IA are a Huntly-based music band, well known and respected for their soulful fusion of taonga pūoro and contemporary sounds, in both te reo and English. They are passionate and driven with a strong vision, and seek genuine and inclusive connection from this place. Hear their story in their own words…

Case Study – Toi Ako Te Kauwhata

Toi Ako Te Kauwhata are an inclusive audience-centric community arts hub. Lauren and the team are clear on their vision of the power of creativity as a vehicle for skill development, self expression, wellbeing, social connection and change.

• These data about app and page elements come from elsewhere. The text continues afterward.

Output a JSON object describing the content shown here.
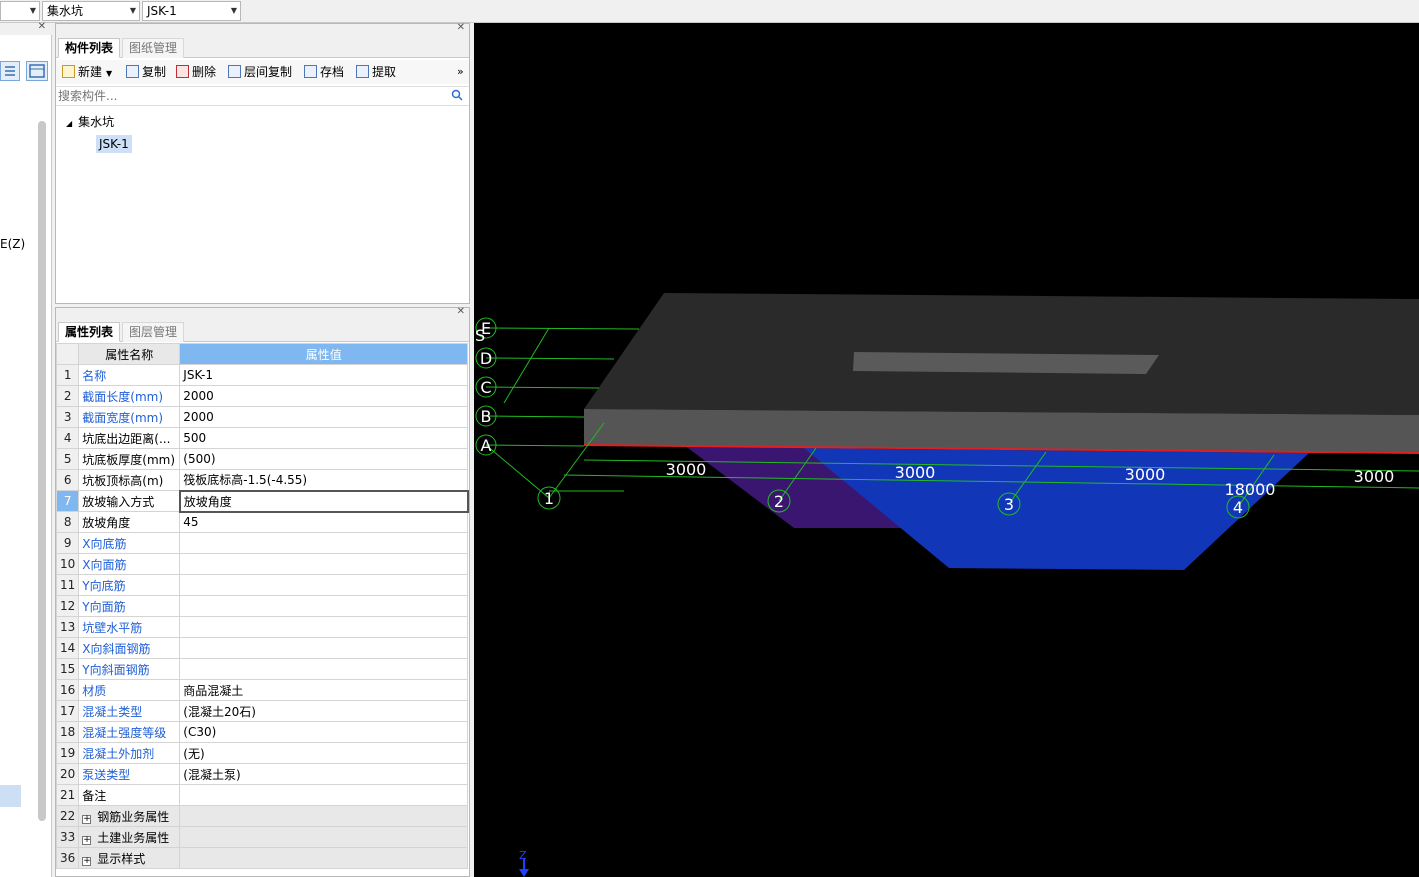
{
  "topbar": {
    "combo_blank": "",
    "combo_type": "集水坑",
    "combo_name": "JSK-1"
  },
  "leftpanel": {
    "partial_label": "E(Z)"
  },
  "component_panel": {
    "tab_active": "构件列表",
    "tab_inactive": "图纸管理",
    "toolbar": {
      "new": "新建",
      "copy": "复制",
      "delete": "删除",
      "floor_copy": "层间复制",
      "archive": "存档",
      "extract": "提取",
      "more": "»"
    },
    "search_placeholder": "搜索构件...",
    "tree": {
      "root": "集水坑",
      "child": "JSK-1"
    }
  },
  "property_panel": {
    "tab_active": "属性列表",
    "tab_inactive": "图层管理",
    "col_name": "属性名称",
    "col_value": "属性值",
    "rows": [
      {
        "num": "1",
        "name": "名称",
        "value": "JSK-1",
        "blue": true
      },
      {
        "num": "2",
        "name": "截面长度(mm)",
        "value": "2000",
        "blue": true
      },
      {
        "num": "3",
        "name": "截面宽度(mm)",
        "value": "2000",
        "blue": true
      },
      {
        "num": "4",
        "name": "坑底出边距离(...",
        "value": "500",
        "blue": false
      },
      {
        "num": "5",
        "name": "坑底板厚度(mm)",
        "value": "(500)",
        "blue": false
      },
      {
        "num": "6",
        "name": "坑板顶标高(m)",
        "value": "筏板底标高-1.5(-4.55)",
        "blue": false
      },
      {
        "num": "7",
        "name": "放坡输入方式",
        "value": "放坡角度",
        "blue": false
      },
      {
        "num": "8",
        "name": "放坡角度",
        "value": "45",
        "blue": false
      },
      {
        "num": "9",
        "name": "X向底筋",
        "value": "",
        "blue": true
      },
      {
        "num": "10",
        "name": "X向面筋",
        "value": "",
        "blue": true
      },
      {
        "num": "11",
        "name": "Y向底筋",
        "value": "",
        "blue": true
      },
      {
        "num": "12",
        "name": "Y向面筋",
        "value": "",
        "blue": true
      },
      {
        "num": "13",
        "name": "坑壁水平筋",
        "value": "",
        "blue": true
      },
      {
        "num": "14",
        "name": "X向斜面钢筋",
        "value": "",
        "blue": true
      },
      {
        "num": "15",
        "name": "Y向斜面钢筋",
        "value": "",
        "blue": true
      },
      {
        "num": "16",
        "name": "材质",
        "value": "商品混凝土",
        "blue": true
      },
      {
        "num": "17",
        "name": "混凝土类型",
        "value": "(混凝土20石)",
        "blue": true
      },
      {
        "num": "18",
        "name": "混凝土强度等级",
        "value": "(C30)",
        "blue": true
      },
      {
        "num": "19",
        "name": "混凝土外加剂",
        "value": "(无)",
        "blue": true
      },
      {
        "num": "20",
        "name": "泵送类型",
        "value": "(混凝土泵)",
        "blue": true
      },
      {
        "num": "21",
        "name": "备注",
        "value": "",
        "blue": false
      }
    ],
    "groups": [
      {
        "num": "22",
        "name": "钢筋业务属性"
      },
      {
        "num": "33",
        "name": "土建业务属性"
      },
      {
        "num": "36",
        "name": "显示样式"
      }
    ]
  },
  "viewport": {
    "axis_letters": [
      "E",
      "D",
      "C",
      "B",
      "A"
    ],
    "axis_numbers": [
      "1",
      "2",
      "3",
      "4"
    ],
    "dims": [
      "3000",
      "3000",
      "3000",
      "3000"
    ],
    "total_dim": "18000",
    "z_axis": "Z"
  },
  "colors": {
    "header_blue": "#7fb7f0",
    "slab": "#555555",
    "pit_blue": "#1236b8",
    "pit_purple": "#3a1670",
    "grid_green": "#22bb22"
  }
}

They are agile and responsive to their community’s needs, providing access to arts for those living more remotely in the Waikato.

Case Study – The Meteor

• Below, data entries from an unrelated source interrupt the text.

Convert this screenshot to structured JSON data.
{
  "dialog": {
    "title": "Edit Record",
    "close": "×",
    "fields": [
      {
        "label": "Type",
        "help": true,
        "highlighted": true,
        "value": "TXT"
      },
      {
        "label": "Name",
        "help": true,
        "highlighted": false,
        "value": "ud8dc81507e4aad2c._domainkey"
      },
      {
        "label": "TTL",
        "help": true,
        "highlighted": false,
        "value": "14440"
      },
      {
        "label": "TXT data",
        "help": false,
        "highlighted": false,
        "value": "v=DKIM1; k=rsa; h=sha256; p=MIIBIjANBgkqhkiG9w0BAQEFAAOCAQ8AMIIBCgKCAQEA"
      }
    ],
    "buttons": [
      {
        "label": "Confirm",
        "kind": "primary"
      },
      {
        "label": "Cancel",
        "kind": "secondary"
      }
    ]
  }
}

The Meteor is a beloved venue in Kirikiriroa, with a collaborative community-focused heart, dedicated to its vision as a ‘space for community to share creative experiences’. Not satisfied to simply provide a venue for original and devised work, they are actively investing in the creative community with their Boil Up programme, providing a platform to nurture and support upcoming talent, building capacity, and enabling our Waikato stories to be amplified on our own stages and beyond.

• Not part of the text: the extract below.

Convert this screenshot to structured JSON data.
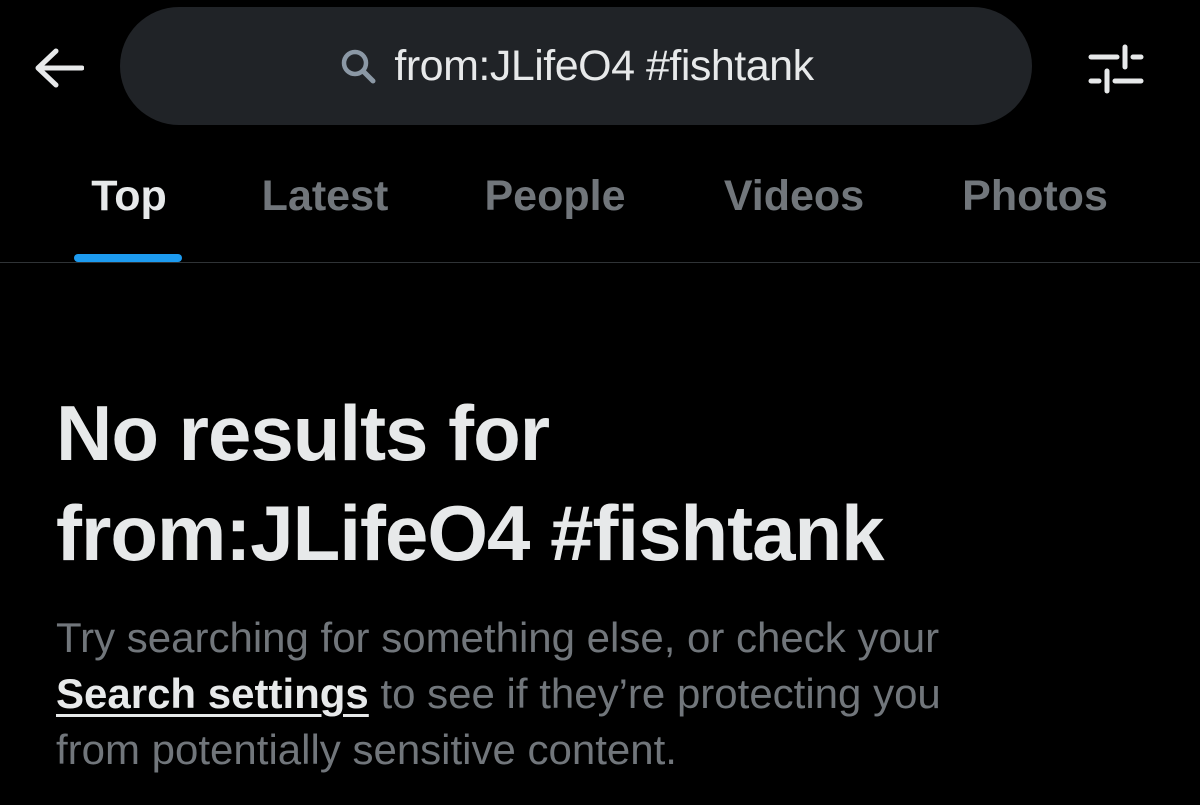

If you are interested in further support with Audience Development, please give one of the team a shout and we will be happy to help.

Developed in 2022 by Creative Waikato with funding from the Ministry of Culture and Heritage

Developed in 2022 by Creative Waikato with funding from the Ministry of Culture and Heritage